Conversely, in Burroughs, supra, relied on by plaintiff and Mobility, this Court permitted prosecution of a common-law action brought by a plaintiff-deliveryman, injured while engaged in delivery of sheetrock in specified quantities to particular rooms of homes under construction. The Court held the plaintiff was not engaged in the trade, business or occupation of the defendant general contractor because he did not participate in the construction of the homes, but was merely engaged in the final act of delivery. This case, we said, was distinguishable from Bosher in which the truck driver both delivered the sand and participated in laying the sand base.

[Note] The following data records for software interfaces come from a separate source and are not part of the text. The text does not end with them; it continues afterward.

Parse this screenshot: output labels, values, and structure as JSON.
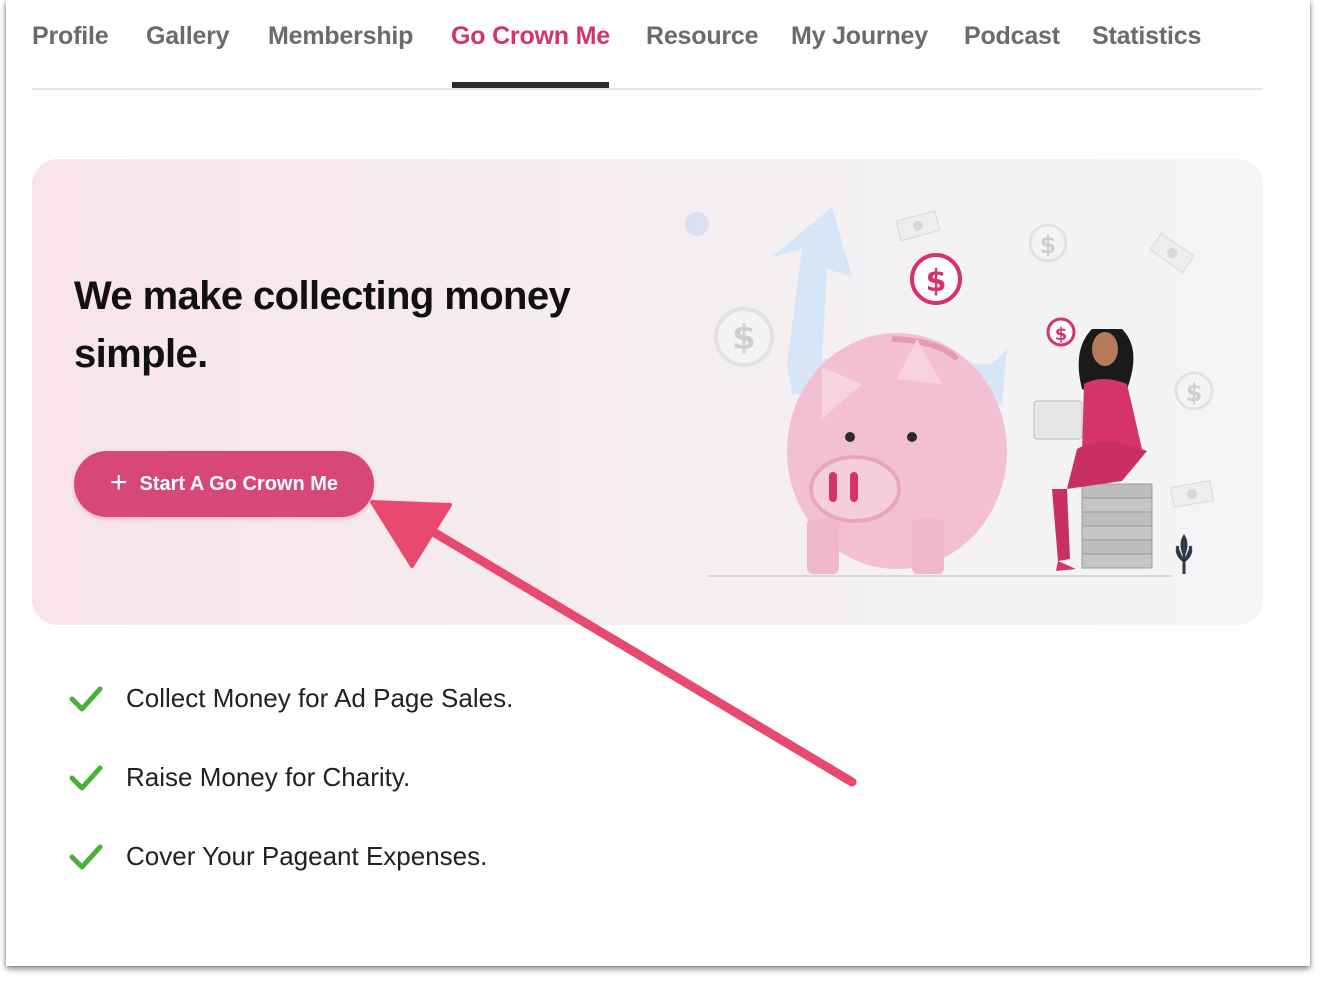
{
  "nav": {
    "tabs": [
      {
        "label": "Profile"
      },
      {
        "label": "Gallery"
      },
      {
        "label": "Membership"
      },
      {
        "label": "Go Crown Me",
        "active": true
      },
      {
        "label": "Resource"
      },
      {
        "label": "My Journey"
      },
      {
        "label": "Podcast"
      },
      {
        "label": "Statistics"
      }
    ]
  },
  "hero": {
    "headline": "We make collecting money simple.",
    "cta_label": "Start A Go Crown Me",
    "cta_icon": "plus-icon"
  },
  "features": [
    {
      "text": "Collect Money for Ad Page Sales.",
      "icon": "check-icon"
    },
    {
      "text": "Raise Money for Charity.",
      "icon": "check-icon"
    },
    {
      "text": "Cover Your Pageant Expenses.",
      "icon": "check-icon"
    }
  ],
  "colors": {
    "accent": "#d6336c",
    "button": "#d8477a",
    "check": "#4caf3c",
    "annotation_arrow": "#e84a6f"
  }
}
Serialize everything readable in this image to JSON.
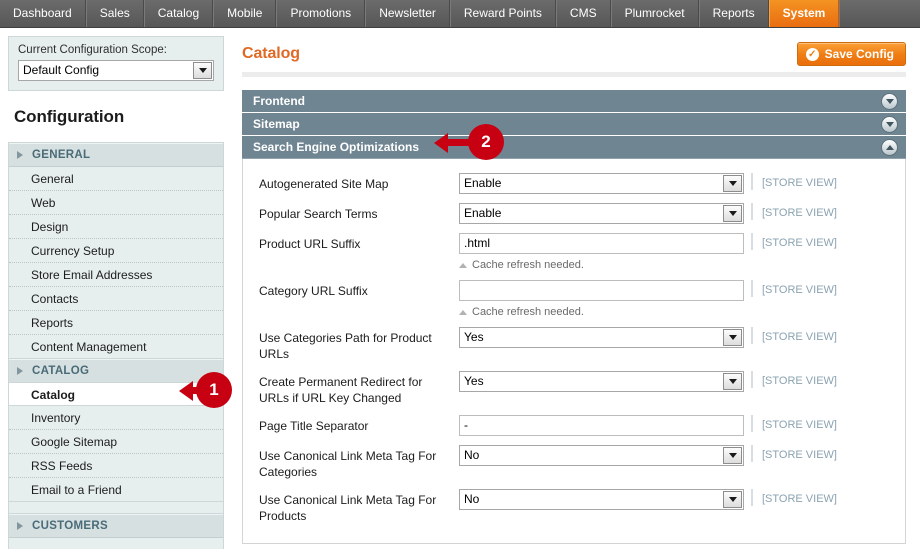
{
  "topnav": {
    "items": [
      {
        "label": "Dashboard",
        "active": false
      },
      {
        "label": "Sales",
        "active": false
      },
      {
        "label": "Catalog",
        "active": false
      },
      {
        "label": "Mobile",
        "active": false
      },
      {
        "label": "Promotions",
        "active": false
      },
      {
        "label": "Newsletter",
        "active": false
      },
      {
        "label": "Reward Points",
        "active": false
      },
      {
        "label": "CMS",
        "active": false
      },
      {
        "label": "Plumrocket",
        "active": false
      },
      {
        "label": "Reports",
        "active": false
      },
      {
        "label": "System",
        "active": true
      }
    ]
  },
  "sidebar": {
    "scope_label": "Current Configuration Scope:",
    "scope_value": "Default Config",
    "config_title": "Configuration",
    "groups": [
      {
        "label": "GENERAL",
        "items": [
          {
            "label": "General",
            "active": false
          },
          {
            "label": "Web",
            "active": false
          },
          {
            "label": "Design",
            "active": false
          },
          {
            "label": "Currency Setup",
            "active": false
          },
          {
            "label": "Store Email Addresses",
            "active": false
          },
          {
            "label": "Contacts",
            "active": false
          },
          {
            "label": "Reports",
            "active": false
          },
          {
            "label": "Content Management",
            "active": false
          }
        ]
      },
      {
        "label": "CATALOG",
        "items": [
          {
            "label": "Catalog",
            "active": true
          },
          {
            "label": "Inventory",
            "active": false
          },
          {
            "label": "Google Sitemap",
            "active": false
          },
          {
            "label": "RSS Feeds",
            "active": false
          },
          {
            "label": "Email to a Friend",
            "active": false
          }
        ]
      },
      {
        "label": "CUSTOMERS",
        "items": []
      }
    ]
  },
  "content": {
    "page_title": "Catalog",
    "save_label": "Save Config",
    "save_icon": "check-circle-icon",
    "sections": [
      {
        "label": "Frontend",
        "state": "collapsed",
        "icon": "chevron-down-icon"
      },
      {
        "label": "Sitemap",
        "state": "collapsed",
        "icon": "chevron-down-icon"
      },
      {
        "label": "Search Engine Optimizations",
        "state": "expanded",
        "icon": "chevron-up-icon"
      }
    ],
    "scope_note": "[STORE VIEW]",
    "cache_hint": "Cache refresh needed.",
    "fields": [
      {
        "label": "Autogenerated Site Map",
        "type": "select",
        "value": "Enable",
        "hint": null
      },
      {
        "label": "Popular Search Terms",
        "type": "select",
        "value": "Enable",
        "hint": null
      },
      {
        "label": "Product URL Suffix",
        "type": "text",
        "value": ".html",
        "hint": "Cache refresh needed."
      },
      {
        "label": "Category URL Suffix",
        "type": "text",
        "value": "",
        "hint": "Cache refresh needed."
      },
      {
        "label": "Use Categories Path for Product URLs",
        "type": "select",
        "value": "Yes",
        "hint": null
      },
      {
        "label": "Create Permanent Redirect for URLs if URL Key Changed",
        "type": "select",
        "value": "Yes",
        "hint": null
      },
      {
        "label": "Page Title Separator",
        "type": "text",
        "value": "-",
        "hint": null
      },
      {
        "label": "Use Canonical Link Meta Tag For Categories",
        "type": "select",
        "value": "No",
        "hint": null
      },
      {
        "label": "Use Canonical Link Meta Tag For Products",
        "type": "select",
        "value": "No",
        "hint": null
      }
    ]
  },
  "annotations": {
    "color": "#c70012",
    "markers": [
      {
        "number": "1",
        "target": "sidebar-item-catalog"
      },
      {
        "number": "2",
        "target": "section-search-engine-optimizations"
      }
    ]
  }
}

Similarly, in Hipp v. Sadler Materials Corp., 211 Va. 710, 180 S.E.2d 501 (1971), also cited by plaintiff and Mobility, we held the Act did not bar plaintiff's action at law. But there, an employee of defendant, which had agreed to furnish and pour concrete at a job site, struck and injured plaintiff while plaintiff was working for another subcontractor at the site. Defendant's employee, required to pour the concrete of specified strength into forms and footings as directed by the concrete finishing subcontractor, was not obligated to spread or finish the material. In that case, the Court held that defendant's employee was performing the final act of delivery, not an act of construction constituting the trade, business or occupation of the general contractor.

The analysis of the preceding cases, considered with the evidence in the present case, demonstrates that Halligan, at the time of his death, was engaged in one aspect of the normal and ordinary business of Moose's, which was to unload Mobility Big Dippers. Plaintiff's decedent had become involved in an essential part of Moose's business and was not merely performing an act which was tangentially related to Moose's other activities of dealing in used farm vehicles and parts.

For these reasons, we think the trial court correctly sustained the special plea. Thus, the judgment of dismissal will be